  • Jo

    “The problem seems to be that you’re more concerned with the attacker and what a bad person he is.”

    Beano I AM and I totally accept that you are, but this surveys shows that significant numbers do not have this attitude and sentencing would seem to indicate that neither do some judges. In fact the court system can extend the humiliation and torture originally perpetrated by the attacker into making the victim face her rapist in court. Sadistic.

  • joc

    Jo & Slugfest,

    Please don’t misunderstand me – I think rape is a horrible crime and I don’t want to trivialise it in any way. I have two very young daughters and a dear wife and I can’t imagine what I would do if anything ever happened to them.

    I still think though, that there needs to be a little balance in the discussion, much in the same way that I take reasonable precautions in my own personal security and that of my family.

    I hope I have made clear that regardless of the situation, the agressor is responsible for the crime.

  • joc

    Jo,

    I would agree that court practice needs to improve in this regard both in the UK and RoI.

    The ability of the agressor to humiliate the victim is atrocious.

  • Brendan

    The BBC report on this survey last night interviewed a psychologist. His point was that rape is fundamentally a power issue and consequently it doesn’t matter that a woman was drunk/scantily clad/acting flirtatiously (is that the right spelling?)or in a “bad area”.

  • SlugFest

    Brendan,

    My point exactly — though you said it much better.

    Joc,

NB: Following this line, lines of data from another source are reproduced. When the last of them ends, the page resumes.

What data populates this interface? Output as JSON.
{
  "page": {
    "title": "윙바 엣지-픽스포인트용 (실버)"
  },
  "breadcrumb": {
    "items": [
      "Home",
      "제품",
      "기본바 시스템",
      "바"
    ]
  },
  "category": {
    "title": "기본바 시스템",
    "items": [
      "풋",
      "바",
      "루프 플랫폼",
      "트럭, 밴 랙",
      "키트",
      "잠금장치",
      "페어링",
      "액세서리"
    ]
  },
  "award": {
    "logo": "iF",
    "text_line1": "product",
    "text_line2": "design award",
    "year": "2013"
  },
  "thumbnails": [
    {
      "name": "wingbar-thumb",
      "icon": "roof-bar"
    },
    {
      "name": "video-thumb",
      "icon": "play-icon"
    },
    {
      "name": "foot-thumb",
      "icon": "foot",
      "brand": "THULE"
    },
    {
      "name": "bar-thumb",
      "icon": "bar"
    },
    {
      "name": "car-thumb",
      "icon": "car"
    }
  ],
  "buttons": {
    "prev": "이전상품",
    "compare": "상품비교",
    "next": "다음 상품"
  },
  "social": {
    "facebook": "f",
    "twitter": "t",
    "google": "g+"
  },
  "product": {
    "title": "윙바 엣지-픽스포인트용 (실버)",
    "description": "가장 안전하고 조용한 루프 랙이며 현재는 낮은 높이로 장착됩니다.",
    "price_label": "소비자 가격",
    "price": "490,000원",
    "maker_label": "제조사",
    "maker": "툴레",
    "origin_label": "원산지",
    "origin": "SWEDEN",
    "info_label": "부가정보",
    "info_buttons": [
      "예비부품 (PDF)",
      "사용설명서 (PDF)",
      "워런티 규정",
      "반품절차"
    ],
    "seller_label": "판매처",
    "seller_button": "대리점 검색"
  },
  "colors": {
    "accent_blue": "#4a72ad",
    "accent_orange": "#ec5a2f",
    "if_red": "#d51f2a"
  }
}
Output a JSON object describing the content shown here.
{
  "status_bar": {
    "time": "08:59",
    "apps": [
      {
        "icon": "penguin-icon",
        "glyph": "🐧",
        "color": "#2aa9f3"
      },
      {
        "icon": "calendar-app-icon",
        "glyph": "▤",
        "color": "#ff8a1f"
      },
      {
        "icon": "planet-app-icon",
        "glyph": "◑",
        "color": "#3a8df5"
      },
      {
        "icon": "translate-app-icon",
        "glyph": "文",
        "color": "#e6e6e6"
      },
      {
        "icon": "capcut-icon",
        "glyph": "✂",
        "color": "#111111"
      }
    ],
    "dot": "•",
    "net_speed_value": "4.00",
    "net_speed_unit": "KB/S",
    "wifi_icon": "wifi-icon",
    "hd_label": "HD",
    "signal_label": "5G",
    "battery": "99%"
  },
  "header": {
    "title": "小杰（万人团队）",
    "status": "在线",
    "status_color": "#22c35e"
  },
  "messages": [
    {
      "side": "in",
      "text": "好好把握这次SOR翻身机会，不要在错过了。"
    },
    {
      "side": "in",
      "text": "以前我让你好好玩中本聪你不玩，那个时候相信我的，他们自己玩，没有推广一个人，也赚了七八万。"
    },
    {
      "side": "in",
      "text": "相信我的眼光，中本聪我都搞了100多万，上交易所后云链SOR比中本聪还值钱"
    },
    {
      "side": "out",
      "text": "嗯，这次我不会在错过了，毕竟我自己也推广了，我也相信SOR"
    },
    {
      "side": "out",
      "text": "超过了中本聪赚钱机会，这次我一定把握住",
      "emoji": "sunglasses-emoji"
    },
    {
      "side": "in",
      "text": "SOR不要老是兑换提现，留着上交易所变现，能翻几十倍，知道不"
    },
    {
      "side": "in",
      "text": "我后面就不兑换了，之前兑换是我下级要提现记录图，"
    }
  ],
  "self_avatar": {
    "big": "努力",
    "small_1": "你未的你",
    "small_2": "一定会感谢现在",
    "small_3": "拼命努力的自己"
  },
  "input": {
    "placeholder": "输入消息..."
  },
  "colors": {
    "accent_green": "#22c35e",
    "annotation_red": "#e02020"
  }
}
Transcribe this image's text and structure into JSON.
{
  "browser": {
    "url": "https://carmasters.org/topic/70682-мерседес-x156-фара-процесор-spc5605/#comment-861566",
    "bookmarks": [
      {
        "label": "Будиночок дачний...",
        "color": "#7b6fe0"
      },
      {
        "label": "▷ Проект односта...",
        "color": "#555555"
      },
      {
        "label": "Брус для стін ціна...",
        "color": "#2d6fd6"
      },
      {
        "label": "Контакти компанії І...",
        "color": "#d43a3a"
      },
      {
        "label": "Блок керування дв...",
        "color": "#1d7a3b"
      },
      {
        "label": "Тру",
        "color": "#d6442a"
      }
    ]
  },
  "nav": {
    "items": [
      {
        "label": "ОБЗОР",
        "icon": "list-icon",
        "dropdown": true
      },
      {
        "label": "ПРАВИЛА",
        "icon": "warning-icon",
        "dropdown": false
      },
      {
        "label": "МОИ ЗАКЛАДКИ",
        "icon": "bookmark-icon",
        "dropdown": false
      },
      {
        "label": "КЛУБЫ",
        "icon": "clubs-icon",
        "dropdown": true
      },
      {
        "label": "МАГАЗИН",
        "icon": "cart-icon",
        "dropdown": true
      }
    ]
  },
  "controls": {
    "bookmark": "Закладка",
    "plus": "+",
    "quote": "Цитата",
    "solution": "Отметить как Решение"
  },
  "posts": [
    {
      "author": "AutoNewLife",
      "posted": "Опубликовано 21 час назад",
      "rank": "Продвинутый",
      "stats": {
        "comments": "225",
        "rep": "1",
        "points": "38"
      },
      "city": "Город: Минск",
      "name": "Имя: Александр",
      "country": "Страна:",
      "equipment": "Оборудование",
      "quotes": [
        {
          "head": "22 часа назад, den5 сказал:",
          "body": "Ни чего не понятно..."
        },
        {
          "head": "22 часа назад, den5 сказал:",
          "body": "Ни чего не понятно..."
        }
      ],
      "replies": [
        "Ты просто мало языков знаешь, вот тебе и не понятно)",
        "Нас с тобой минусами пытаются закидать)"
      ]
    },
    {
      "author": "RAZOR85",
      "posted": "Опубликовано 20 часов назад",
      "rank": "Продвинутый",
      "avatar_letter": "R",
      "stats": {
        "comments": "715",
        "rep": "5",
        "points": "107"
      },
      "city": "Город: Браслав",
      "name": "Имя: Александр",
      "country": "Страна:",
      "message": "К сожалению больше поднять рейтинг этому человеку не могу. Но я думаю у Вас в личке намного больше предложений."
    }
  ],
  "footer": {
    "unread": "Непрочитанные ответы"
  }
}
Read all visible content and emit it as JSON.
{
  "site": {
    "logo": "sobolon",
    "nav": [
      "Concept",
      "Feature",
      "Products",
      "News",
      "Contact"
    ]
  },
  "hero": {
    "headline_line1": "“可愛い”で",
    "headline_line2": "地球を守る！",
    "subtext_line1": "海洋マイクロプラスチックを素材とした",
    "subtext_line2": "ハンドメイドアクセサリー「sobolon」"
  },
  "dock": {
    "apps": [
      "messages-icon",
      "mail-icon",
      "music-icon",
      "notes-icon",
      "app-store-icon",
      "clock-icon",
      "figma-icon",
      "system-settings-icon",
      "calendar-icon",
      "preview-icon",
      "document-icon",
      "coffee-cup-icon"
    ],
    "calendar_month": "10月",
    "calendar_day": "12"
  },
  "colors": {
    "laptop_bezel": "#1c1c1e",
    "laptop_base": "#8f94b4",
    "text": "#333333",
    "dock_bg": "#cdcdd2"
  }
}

    I appreciate your comments. The idea of taking reasonable precautions does only works to a certain degree. The problem there, though, lies with the unfortunate victim who thought she was doing everything right — she’s left feeling guilty, wondering what else she could have done to protect herself. I’ve seen this happen countless times.